A statue and plaque that honored fallen Confederate soldiers at a downtown park is one step closer to being returned to the family that originally donated it.
The statue once stood in what was long known as Hemming Park, until last year, when it was renamed James Weldon Johnson Park. It was removed before sunrise on June 9. The park was originally named after Civil War veteran Charles Hemming.
Jacksonville Mayor Lenny Curry at the time declared that the city heard the voices of demonstrators and pledged to remove other statues in the city.
During Tuesday night’s City Council meting, Elwood Hemming, a descendant of the Hemming family, which donated the statue, appeared via Zoom.
“I just want to say thank you to everybody because I see all the hatred that’s going on in this country. People not understanding the present, the past and the future,” Hemming said.
He expressed gratitude that the council is supporting a resolution to allow the return of the statue back to the family.
“And the biggest thing is we can’t forget our past and what my Great-Great-Uncle Charles did for bringing the north and south together with the statue.
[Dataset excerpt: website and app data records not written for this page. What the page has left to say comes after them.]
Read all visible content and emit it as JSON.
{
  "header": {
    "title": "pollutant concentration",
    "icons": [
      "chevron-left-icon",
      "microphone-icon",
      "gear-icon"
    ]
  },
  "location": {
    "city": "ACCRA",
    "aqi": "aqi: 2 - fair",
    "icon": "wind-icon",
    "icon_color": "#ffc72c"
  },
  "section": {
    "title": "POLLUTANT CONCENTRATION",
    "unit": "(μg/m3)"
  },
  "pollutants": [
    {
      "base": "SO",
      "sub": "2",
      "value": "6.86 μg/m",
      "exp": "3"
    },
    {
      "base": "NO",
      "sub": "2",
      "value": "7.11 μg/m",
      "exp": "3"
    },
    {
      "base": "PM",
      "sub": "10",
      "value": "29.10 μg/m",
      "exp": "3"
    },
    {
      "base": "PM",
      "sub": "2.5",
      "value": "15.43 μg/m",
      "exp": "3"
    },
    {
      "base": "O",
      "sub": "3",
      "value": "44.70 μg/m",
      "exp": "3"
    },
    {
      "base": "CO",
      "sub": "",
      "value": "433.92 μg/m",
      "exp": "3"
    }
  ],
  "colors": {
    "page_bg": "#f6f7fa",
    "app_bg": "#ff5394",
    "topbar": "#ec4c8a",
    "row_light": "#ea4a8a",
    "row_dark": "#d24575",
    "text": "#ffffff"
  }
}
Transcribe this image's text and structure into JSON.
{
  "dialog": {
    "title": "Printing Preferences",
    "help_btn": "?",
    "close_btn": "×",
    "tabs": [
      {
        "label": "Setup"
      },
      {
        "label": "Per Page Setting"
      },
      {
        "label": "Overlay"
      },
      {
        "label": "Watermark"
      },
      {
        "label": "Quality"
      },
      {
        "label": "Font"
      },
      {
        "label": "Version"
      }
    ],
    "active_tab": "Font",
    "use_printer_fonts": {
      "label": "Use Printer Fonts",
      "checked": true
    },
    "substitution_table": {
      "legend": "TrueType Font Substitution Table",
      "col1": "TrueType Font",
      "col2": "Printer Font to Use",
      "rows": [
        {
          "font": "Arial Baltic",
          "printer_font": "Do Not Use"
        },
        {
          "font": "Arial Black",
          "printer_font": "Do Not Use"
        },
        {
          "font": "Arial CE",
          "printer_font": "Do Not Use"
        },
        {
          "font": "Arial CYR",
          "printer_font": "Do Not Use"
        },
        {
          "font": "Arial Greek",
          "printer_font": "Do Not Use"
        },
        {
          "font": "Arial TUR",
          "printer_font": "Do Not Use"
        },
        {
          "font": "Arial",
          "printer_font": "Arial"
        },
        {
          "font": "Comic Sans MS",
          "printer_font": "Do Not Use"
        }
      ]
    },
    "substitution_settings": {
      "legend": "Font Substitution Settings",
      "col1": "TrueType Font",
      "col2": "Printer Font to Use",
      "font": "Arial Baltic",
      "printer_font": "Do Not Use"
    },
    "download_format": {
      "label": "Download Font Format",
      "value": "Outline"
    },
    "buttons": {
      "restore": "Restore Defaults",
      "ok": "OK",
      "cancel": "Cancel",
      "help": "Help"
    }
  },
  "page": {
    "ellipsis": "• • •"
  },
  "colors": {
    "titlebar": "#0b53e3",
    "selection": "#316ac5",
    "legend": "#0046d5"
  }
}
People don’t even realize that. They think it all has to do with slavery,” Hemming said.
Hemming said what his relative did as a banker in Jacksonville was to help people coming out of slavery get a foothold in buying property and begin a new life. He said the family is grateful City Council listened to their plea to have the statue returned.
“We look forward to the family having possession of the statue again and putting it on private property and actually have people educated on what it really stood for that it was the north and the south coming together after the Civil War,” he said.
City Councilman Garrett Dennis said after the meeting, the resolution goes back to the administration.
“Hopefully the administration works in good faith and with the Hemming family in getting the statue back to the family,” Dennis said.